Problem details
State the number of lines in the records beneath that hold the word "Profile", and add nothing.

Dataset rows describing interfaces:
--------------------

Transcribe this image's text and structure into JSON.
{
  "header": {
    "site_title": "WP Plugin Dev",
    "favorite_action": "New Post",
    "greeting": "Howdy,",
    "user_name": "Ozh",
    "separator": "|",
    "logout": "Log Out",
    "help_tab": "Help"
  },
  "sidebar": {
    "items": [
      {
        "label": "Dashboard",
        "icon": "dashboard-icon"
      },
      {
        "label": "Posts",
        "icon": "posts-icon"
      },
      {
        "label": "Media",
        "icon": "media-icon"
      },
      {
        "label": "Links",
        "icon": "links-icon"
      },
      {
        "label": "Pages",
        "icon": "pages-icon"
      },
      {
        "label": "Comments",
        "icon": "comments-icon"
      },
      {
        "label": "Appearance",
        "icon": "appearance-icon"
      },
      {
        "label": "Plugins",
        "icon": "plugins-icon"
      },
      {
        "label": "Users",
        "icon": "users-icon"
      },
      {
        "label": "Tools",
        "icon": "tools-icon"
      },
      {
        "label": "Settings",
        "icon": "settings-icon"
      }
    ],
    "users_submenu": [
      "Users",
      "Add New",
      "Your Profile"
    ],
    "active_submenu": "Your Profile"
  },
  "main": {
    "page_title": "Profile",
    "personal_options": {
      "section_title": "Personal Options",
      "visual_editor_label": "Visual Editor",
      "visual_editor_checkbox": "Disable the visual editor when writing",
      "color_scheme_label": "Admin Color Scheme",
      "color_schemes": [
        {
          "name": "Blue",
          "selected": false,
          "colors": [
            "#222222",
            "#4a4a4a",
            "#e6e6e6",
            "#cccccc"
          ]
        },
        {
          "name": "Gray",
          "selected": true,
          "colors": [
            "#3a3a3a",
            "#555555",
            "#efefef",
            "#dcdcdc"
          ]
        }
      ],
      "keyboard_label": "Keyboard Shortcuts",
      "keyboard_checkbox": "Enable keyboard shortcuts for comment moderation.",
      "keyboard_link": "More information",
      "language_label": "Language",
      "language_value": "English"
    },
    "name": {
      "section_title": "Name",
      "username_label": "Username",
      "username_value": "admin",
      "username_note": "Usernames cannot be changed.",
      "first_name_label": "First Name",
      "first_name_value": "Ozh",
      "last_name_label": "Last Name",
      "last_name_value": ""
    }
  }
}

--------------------

Your solution
3